• [Brief]: Word for word, reproduce the records, keeping none of the pictures.

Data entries

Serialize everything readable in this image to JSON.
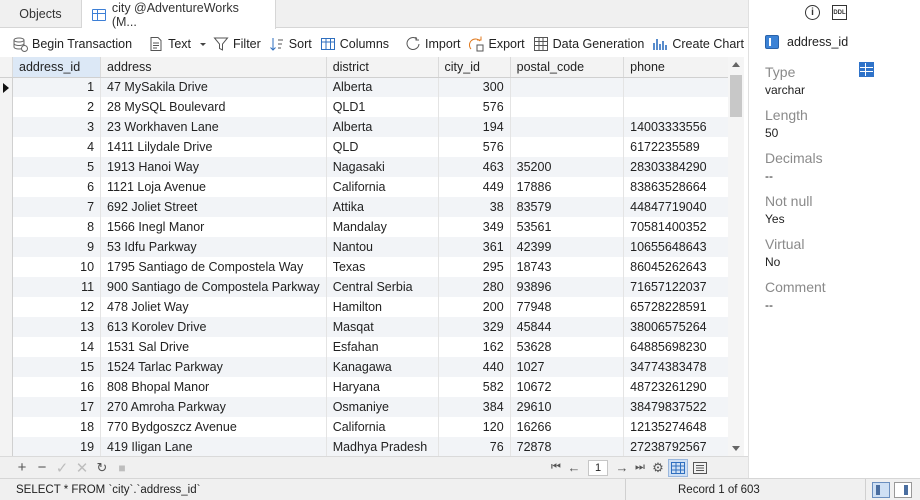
{
  "tabs": [
    {
      "label": "Objects"
    },
    {
      "label": "city @AdventureWorks (M..."
    }
  ],
  "toolbar": {
    "begin_transaction": "Begin Transaction",
    "text": "Text",
    "filter": "Filter",
    "sort": "Sort",
    "columns": "Columns",
    "import": "Import",
    "export": "Export",
    "data_generation": "Data Generation",
    "create_chart": "Create Chart"
  },
  "grid": {
    "columns": [
      "address_id",
      "address",
      "district",
      "city_id",
      "postal_code",
      "phone"
    ],
    "rows": [
      [
        "1",
        "47 MySakila Drive",
        "Alberta",
        "300",
        "",
        ""
      ],
      [
        "2",
        "28 MySQL Boulevard",
        "QLD1",
        "576",
        "",
        ""
      ],
      [
        "3",
        "23 Workhaven Lane",
        "Alberta",
        "194",
        "",
        "14003333556"
      ],
      [
        "4",
        "1411 Lilydale Drive",
        "QLD",
        "576",
        "",
        "6172235589"
      ],
      [
        "5",
        "1913 Hanoi Way",
        "Nagasaki",
        "463",
        "35200",
        "28303384290"
      ],
      [
        "6",
        "1121 Loja Avenue",
        "California",
        "449",
        "17886",
        "83863528664"
      ],
      [
        "7",
        "692 Joliet Street",
        "Attika",
        "38",
        "83579",
        "44847719040"
      ],
      [
        "8",
        "1566 Inegl Manor",
        "Mandalay",
        "349",
        "53561",
        "70581400352"
      ],
      [
        "9",
        "53 Idfu Parkway",
        "Nantou",
        "361",
        "42399",
        "10655648643"
      ],
      [
        "10",
        "1795 Santiago de Compostela Way",
        "Texas",
        "295",
        "18743",
        "86045262643"
      ],
      [
        "11",
        "900 Santiago de Compostela Parkway",
        "Central Serbia",
        "280",
        "93896",
        "71657122037"
      ],
      [
        "12",
        "478 Joliet Way",
        "Hamilton",
        "200",
        "77948",
        "65728228591"
      ],
      [
        "13",
        "613 Korolev Drive",
        "Masqat",
        "329",
        "45844",
        "38006575264"
      ],
      [
        "14",
        "1531 Sal Drive",
        "Esfahan",
        "162",
        "53628",
        "64885698230"
      ],
      [
        "15",
        "1524 Tarlac Parkway",
        "Kanagawa",
        "440",
        "1027",
        "34774383478"
      ],
      [
        "16",
        "808 Bhopal Manor",
        "Haryana",
        "582",
        "10672",
        "48723261290"
      ],
      [
        "17",
        "270 Amroha Parkway",
        "Osmaniye",
        "384",
        "29610",
        "38479837522"
      ],
      [
        "18",
        "770 Bydgoszcz Avenue",
        "California",
        "120",
        "16266",
        "12135274648"
      ],
      [
        "19",
        "419 Iligan Lane",
        "Madhya Pradesh",
        "76",
        "72878",
        "27238792567"
      ]
    ]
  },
  "pager": {
    "page": "1"
  },
  "status": {
    "sql": "SELECT * FROM `city`.`address_id`",
    "record": "Record 1 of 603"
  },
  "panel": {
    "field_name": "address_id",
    "props": [
      {
        "label": "Type",
        "value": "varchar"
      },
      {
        "label": "Length",
        "value": "50"
      },
      {
        "label": "Decimals",
        "value": "--"
      },
      {
        "label": "Not null",
        "value": "Yes"
      },
      {
        "label": "Virtual",
        "value": "No"
      },
      {
        "label": "Comment",
        "value": "--"
      }
    ],
    "ddl_icon_text": "DDL"
  }
}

• [Expected answer]:
Serialize everything readable in this image to JSON.
{
  "tabs": [
    {
      "label": "Objects"
    },
    {
      "label": "city @AdventureWorks (M..."
    }
  ],
  "toolbar": {
    "begin_transaction": "Begin Transaction",
    "text": "Text",
    "filter": "Filter",
    "sort": "Sort",
    "columns": "Columns",
    "import": "Import",
    "export": "Export",
    "data_generation": "Data Generation",
    "create_chart": "Create Chart"
  },
  "grid": {
    "columns": [
      "address_id",
      "address",
      "district",
      "city_id",
      "postal_code",
      "phone"
    ],
    "rows": [
      [
        "1",
        "47 MySakila Drive",
        "Alberta",
        "300",
        "",
        ""
      ],
      [
        "2",
        "28 MySQL Boulevard",
        "QLD1",
        "576",
        "",
        ""
      ],
      [
        "3",
        "23 Workhaven Lane",
        "Alberta",
        "194",
        "",
        "14003333556"
      ],
      [
        "4",
        "1411 Lilydale Drive",
        "QLD",
        "576",
        "",
        "6172235589"
      ],
      [
        "5",
        "1913 Hanoi Way",
        "Nagasaki",
        "463",
        "35200",
        "28303384290"
      ],
      [
        "6",
        "1121 Loja Avenue",
        "California",
        "449",
        "17886",
        "83863528664"
      ],
      [
        "7",
        "692 Joliet Street",
        "Attika",
        "38",
        "83579",
        "44847719040"
      ],
      [
        "8",
        "1566 Inegl Manor",
        "Mandalay",
        "349",
        "53561",
        "70581400352"
      ],
      [
        "9",
        "53 Idfu Parkway",
        "Nantou",
        "361",
        "42399",
        "10655648643"
      ],
      [
        "10",
        "1795 Santiago de Compostela Way",
        "Texas",
        "295",
        "18743",
        "86045262643"
      ],
      [
        "11",
        "900 Santiago de Compostela Parkway",
        "Central Serbia",
        "280",
        "93896",
        "71657122037"
      ],
      [
        "12",
        "478 Joliet Way",
        "Hamilton",
        "200",
        "77948",
        "65728228591"
      ],
      [
        "13",
        "613 Korolev Drive",
        "Masqat",
        "329",
        "45844",
        "38006575264"
      ],
      [
        "14",
        "1531 Sal Drive",
        "Esfahan",
        "162",
        "53628",
        "64885698230"
      ],
      [
        "15",
        "1524 Tarlac Parkway",
        "Kanagawa",
        "440",
        "1027",
        "34774383478"
      ],
      [
        "16",
        "808 Bhopal Manor",
        "Haryana",
        "582",
        "10672",
        "48723261290"
      ],
      [
        "17",
        "270 Amroha Parkway",
        "Osmaniye",
        "384",
        "29610",
        "38479837522"
      ],
      [
        "18",
        "770 Bydgoszcz Avenue",
        "California",
        "120",
        "16266",
        "12135274648"
      ],
      [
        "19",
        "419 Iligan Lane",
        "Madhya Pradesh",
        "76",
        "72878",
        "27238792567"
      ]
    ]
  },
  "pager": {
    "page": "1"
  },
  "status": {
    "sql": "SELECT * FROM `city`.`address_id`",
    "record": "Record 1 of 603"
  },
  "panel": {
    "field_name": "address_id",
    "props": [
      {
        "label": "Type",
        "value": "varchar"
      },
      {
        "label": "Length",
        "value": "50"
      },
      {
        "label": "Decimals",
        "value": "--"
      },
      {
        "label": "Not null",
        "value": "Yes"
      },
      {
        "label": "Virtual",
        "value": "No"
      },
      {
        "label": "Comment",
        "value": "--"
      }
    ],
    "ddl_icon_text": "DDL"
  }
}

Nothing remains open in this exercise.